Question Video: Finding the Magnitude of Gravitational Force Between Two Objects Given Their Masses and the Distance Between Them Physics • 9th Grade

The figure shows two large rocks in outer space. Each rock has a mass of 480 kg. What is the magnitude of the gravitational force between the two rocks? Use a value of 6.67 × 10⁻¹¹ m³/kg⋅s² for the universal gravitational constant. Give your answer in scientific notation to two decimal places. The grid lines on the grid are spaced 1 m apart.

03:57

Video Transcript

The figure shows two large rocks in outer space. Each rock has a mass of 480 kilograms. What is the magnitude of the gravitational force between the two rocks? Use a value of 6.67 times 10 to the minus 11 meters cubed over kilogram-second squared for the universal gravitational constant. Give your answer in scientific notation to two decimal places. The grid lines on the grid are spaced one meter apart.

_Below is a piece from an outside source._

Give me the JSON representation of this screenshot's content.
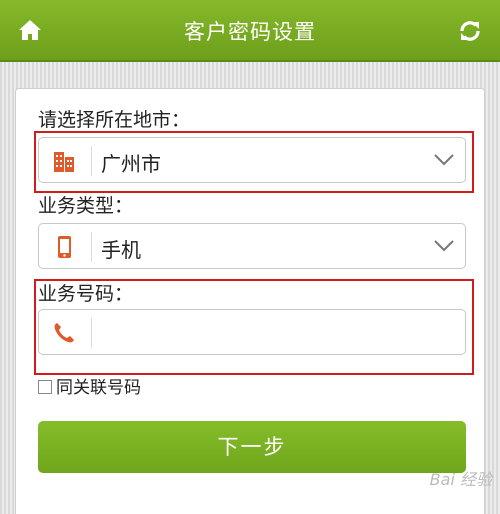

On the diagram, we can see our two rocks. And we’re told they’re in outer space, which means we can assume there is nothing else nearby that has mass. And so the only gravitational force that we need to consider is that due to the two rocks acting on each other. We’re also told that each rock has a mass of 480 kilograms. So, we can label these two masses 𝑚 one and 𝑚 two, and they are both 480 kilograms.

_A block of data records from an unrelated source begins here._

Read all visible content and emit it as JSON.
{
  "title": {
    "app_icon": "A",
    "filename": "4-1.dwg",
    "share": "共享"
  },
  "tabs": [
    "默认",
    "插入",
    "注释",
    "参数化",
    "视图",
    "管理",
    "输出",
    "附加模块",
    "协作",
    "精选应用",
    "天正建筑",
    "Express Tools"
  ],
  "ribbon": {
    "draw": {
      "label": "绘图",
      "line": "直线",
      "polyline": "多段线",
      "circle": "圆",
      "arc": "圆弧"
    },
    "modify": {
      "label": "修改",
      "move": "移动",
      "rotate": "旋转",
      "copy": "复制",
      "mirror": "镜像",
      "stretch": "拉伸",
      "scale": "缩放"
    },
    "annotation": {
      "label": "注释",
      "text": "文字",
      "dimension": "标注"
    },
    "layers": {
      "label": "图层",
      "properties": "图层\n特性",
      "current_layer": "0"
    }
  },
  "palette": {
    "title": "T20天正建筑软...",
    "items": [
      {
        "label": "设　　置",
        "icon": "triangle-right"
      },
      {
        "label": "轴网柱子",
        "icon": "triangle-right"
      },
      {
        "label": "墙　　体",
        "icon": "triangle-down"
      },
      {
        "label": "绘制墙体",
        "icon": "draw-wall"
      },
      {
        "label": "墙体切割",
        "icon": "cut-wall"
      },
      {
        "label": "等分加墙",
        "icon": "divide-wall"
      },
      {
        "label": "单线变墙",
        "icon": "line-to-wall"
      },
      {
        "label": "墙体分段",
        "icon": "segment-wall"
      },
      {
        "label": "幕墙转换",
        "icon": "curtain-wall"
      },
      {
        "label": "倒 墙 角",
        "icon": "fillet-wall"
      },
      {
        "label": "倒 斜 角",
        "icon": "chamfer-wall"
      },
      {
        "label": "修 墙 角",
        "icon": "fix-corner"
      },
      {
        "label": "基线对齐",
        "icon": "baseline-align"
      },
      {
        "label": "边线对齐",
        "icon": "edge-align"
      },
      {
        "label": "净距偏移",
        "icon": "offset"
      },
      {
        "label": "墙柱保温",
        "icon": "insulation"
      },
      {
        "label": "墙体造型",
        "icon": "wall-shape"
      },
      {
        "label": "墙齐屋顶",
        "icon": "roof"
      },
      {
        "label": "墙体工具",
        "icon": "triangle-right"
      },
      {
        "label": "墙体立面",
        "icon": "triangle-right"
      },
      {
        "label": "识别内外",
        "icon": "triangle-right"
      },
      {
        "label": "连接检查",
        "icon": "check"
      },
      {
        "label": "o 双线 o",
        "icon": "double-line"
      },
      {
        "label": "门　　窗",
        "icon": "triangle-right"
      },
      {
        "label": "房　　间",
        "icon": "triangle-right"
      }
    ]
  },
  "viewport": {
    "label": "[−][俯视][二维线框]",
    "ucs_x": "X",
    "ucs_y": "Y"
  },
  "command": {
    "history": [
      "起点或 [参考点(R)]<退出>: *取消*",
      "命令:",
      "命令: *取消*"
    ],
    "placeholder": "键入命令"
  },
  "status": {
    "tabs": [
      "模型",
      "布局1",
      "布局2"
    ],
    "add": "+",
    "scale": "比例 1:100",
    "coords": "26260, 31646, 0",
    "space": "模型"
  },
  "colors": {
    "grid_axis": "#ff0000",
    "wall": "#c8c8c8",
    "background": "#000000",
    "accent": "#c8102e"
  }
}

We’re asked to find the magnitude of the gravitational force. So, we need to recall that the gravitational force 𝐹 is equal to the universal gravitational constant 𝐺 times the mass of object one 𝑚 one times the mass of object two 𝑚 two divided by the distance between their centers of mass 𝑑 squared. We’re given 𝐺, which is the universal gravitational constant of 6.67 times 10 to the minus 11 meters cubed over kilogram-second squared. And we know that 𝑚 one and 𝑚 two are both 480 kilograms. So, we just need to work out the distance 𝑑 between their centers of mass.

Looking at the diagram, we can see that the distance between the centers of mass is one square to the right and three squares upwards. So, we need to find the length of this side 𝑑, which we can do using Pythagoras’s theorem. Given a right-angled triangle with sides of one meter and three meters, we know from Pythagoras’s theorem that 𝑑 squared is equal to one squared plus three squared, or 𝑑 is equal to the square root of one squared plus three squared. Now, one squared is one and three squared is equal to nine. So, 𝑑 is equal to the square root of 10. And we were told that each one of these grid squares was one meter, so this distance will be the square root of 10 meters. Now, keep in mind that we’re going to square 𝑑. So it’s easiest to keep it in this form as a square root rather than evaluating it as a decimal.

So, substituting numbers into this equation, we have that the gravitational force 𝐹 is equal to 6.67 times 10 to the minus 11, which is the universal gravitational constant 𝐺, times 480, which is mass one, times another 480, which is mass two, times the square root of 10, which is the distance 𝑑, squared. And the square root of 10 squared is, of course, 10. And evaluating these numbers, we get 0.000001537.

That’s not an easy number to read, which is why we’re asked to give this in scientific notation, which means as a number between one and 10 times 10 to some power. We do that by moving our decimal point one, two, three, four, five, six places, which gives us 1.537 times 10 to the minus six. And we’re asked for two decimal places, so that will round up to 1.54 times 10 to the minus six. Then, we need to make sure we’ve used SI units everywhere. So, we have our gravitational constant in meters cubed over kilogram-second squared. The two masses are both in kilograms, and our distance was in meters, which means the units of force will be newtons.

So, the magnitude of the gravitational force between the two rocks is 1.54 times 10 to the minus six newtons.

Nagwa uses cookies to ensure you get the best experience on our website. Learn more about our Privacy Policy.